Several assessments (Albi et al in 1985, Cabras et al. in 1993 and Elpiniki et al in 2009, to list some) find pesticides residues on different samples of conventional olive oils. Do note that we are using olive oil as an example but the difference between natural and organic extends to any ingredient or oil.
So, do you want to eat or apply to your skin pesticides? Just in case you are wondering pesticides are synthetic substances used to kill bacteria, fungus, weeds. So the answer is a clear NO! We do not want to eat or apply pesticides to our skin. This is the reason why Olea|Cocos is an organic skincare line. Although we are not a certified-organic company yet, we use certified-organic ingredients. Do note that we talk about ingredients, not products. Stay tuned to our coming post to find out why.
Choose wisely and enjoy your skincare!
* Please, do not note that when I include animals in the list of natural ingredients I am not encouraging you to use products derived from animals. Olea|Cocos is a cruelty-free company.
Albi T, Navas MA (1985) "Phosphorus insecticide determination in oils". Grasas y aceites 36:48–54 (in Spanish).
Cabras, P.; Garau, V.; Melis, M.; Pirisi, F.; Spanedda, L. (1993) " Persistence and fate of fenthion in olives and olive products ". J. Agric. Food Chem 41 (12), pp 2431–2433.
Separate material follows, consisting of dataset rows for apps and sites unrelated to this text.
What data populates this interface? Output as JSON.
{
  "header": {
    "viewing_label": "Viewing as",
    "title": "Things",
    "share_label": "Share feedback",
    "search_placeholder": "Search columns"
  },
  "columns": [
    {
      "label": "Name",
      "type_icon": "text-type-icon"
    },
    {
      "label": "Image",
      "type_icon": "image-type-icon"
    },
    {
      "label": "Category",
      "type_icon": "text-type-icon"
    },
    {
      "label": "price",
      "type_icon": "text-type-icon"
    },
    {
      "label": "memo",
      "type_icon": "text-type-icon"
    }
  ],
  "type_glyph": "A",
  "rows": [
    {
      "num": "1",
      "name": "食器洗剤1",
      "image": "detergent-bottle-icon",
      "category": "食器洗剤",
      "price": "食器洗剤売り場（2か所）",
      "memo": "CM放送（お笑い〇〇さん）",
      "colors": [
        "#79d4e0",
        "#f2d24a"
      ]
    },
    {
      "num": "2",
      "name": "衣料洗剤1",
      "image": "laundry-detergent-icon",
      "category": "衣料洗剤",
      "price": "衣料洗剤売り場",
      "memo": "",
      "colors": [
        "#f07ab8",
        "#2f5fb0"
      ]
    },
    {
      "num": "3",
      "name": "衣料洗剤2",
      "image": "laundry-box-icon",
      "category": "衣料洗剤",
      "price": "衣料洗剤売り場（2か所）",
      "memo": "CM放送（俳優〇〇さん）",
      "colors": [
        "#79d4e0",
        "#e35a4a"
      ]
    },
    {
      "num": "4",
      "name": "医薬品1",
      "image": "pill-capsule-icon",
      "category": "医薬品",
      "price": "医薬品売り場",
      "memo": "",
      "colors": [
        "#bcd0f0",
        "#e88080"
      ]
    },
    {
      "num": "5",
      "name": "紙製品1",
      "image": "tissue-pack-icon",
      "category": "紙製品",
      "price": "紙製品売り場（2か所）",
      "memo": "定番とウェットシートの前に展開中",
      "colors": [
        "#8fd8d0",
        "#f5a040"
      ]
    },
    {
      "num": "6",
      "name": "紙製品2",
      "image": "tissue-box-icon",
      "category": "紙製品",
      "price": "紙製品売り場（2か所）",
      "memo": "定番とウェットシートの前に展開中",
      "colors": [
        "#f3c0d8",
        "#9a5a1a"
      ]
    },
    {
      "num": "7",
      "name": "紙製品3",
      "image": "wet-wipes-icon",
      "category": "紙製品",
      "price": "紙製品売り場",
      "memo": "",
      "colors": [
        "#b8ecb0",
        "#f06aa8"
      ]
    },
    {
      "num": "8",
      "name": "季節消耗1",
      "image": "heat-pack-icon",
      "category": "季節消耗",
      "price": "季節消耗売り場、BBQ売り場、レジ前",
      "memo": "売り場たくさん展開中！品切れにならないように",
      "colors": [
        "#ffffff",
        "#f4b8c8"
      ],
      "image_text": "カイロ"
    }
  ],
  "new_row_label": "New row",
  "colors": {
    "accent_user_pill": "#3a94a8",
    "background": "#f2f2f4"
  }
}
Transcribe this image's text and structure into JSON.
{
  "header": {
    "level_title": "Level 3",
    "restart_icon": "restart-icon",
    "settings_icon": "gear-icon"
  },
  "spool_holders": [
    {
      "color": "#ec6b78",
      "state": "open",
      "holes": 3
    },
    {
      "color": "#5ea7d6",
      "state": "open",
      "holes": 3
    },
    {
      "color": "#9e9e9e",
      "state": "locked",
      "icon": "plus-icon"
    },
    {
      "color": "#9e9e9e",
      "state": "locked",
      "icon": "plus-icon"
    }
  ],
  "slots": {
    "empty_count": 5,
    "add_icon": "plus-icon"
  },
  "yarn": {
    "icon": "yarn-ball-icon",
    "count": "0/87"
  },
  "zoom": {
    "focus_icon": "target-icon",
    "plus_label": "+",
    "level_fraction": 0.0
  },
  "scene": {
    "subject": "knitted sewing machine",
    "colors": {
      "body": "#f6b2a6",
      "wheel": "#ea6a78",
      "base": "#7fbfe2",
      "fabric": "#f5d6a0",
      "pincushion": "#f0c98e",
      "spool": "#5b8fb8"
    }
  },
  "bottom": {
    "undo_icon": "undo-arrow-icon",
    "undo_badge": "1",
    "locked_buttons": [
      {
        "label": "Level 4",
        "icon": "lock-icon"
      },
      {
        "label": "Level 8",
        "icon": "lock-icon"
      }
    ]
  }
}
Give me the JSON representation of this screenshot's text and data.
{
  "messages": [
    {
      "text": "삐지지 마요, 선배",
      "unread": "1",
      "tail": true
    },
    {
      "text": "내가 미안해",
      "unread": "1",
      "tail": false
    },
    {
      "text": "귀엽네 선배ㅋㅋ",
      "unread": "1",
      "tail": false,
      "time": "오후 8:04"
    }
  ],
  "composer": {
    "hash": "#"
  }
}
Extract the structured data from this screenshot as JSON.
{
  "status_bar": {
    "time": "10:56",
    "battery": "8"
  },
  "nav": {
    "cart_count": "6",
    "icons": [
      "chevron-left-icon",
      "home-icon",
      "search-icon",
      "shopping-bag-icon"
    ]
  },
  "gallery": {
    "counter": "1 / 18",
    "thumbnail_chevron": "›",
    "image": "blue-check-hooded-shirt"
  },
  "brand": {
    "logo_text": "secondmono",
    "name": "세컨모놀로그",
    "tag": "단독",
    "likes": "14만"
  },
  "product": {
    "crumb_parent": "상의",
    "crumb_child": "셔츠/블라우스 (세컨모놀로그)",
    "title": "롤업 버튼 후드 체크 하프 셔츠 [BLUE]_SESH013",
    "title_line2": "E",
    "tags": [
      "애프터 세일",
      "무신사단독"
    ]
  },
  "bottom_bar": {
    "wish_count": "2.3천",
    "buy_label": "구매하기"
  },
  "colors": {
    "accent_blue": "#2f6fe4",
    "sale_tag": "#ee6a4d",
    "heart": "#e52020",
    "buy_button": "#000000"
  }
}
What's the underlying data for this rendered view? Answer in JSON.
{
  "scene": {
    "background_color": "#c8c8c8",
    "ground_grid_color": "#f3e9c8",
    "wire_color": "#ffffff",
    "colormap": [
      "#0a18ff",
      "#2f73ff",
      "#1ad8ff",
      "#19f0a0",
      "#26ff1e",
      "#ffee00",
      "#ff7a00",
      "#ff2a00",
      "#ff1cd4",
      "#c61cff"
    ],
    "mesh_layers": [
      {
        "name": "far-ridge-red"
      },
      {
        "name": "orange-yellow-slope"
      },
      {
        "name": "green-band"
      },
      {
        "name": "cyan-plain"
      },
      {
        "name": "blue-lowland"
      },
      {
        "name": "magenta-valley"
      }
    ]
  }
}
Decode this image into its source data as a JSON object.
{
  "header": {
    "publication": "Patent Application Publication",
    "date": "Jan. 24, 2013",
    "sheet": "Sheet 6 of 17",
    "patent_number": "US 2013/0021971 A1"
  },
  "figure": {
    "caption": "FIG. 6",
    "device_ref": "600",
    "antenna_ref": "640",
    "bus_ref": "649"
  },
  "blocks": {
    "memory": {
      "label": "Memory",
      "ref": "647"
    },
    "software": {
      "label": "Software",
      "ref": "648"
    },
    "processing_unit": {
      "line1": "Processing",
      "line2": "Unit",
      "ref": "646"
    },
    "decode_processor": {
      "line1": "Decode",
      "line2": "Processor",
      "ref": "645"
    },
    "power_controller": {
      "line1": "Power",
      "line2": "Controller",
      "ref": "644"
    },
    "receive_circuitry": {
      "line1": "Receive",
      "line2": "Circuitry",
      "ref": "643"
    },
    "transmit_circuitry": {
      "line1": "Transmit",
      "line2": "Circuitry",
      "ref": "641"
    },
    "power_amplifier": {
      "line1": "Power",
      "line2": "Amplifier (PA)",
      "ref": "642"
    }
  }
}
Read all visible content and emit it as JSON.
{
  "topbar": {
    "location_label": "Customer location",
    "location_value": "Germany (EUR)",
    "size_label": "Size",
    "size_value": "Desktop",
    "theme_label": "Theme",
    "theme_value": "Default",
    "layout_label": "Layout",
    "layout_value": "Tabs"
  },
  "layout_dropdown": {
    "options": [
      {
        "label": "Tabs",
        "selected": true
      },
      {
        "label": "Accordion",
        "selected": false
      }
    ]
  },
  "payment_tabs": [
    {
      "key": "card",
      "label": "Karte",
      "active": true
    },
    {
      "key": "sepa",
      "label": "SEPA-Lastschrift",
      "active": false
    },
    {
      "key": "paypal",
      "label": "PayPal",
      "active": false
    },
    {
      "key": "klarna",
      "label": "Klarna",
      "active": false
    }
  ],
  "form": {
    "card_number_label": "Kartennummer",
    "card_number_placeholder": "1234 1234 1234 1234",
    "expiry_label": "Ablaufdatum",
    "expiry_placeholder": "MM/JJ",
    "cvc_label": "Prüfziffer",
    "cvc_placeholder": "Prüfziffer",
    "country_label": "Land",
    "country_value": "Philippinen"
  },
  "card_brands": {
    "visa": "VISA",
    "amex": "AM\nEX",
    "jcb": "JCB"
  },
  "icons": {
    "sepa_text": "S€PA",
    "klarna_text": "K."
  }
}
Elpiniki A.; Triantafyllos A (2009) " Pesticide residue assessment in different types of olive oil and preliminary exposure assessment of Greek consumers to the pesticide residues detected ". Food Chemistry Journal. Volume 113, Issue 1, 1 March 2009, Pages 253-261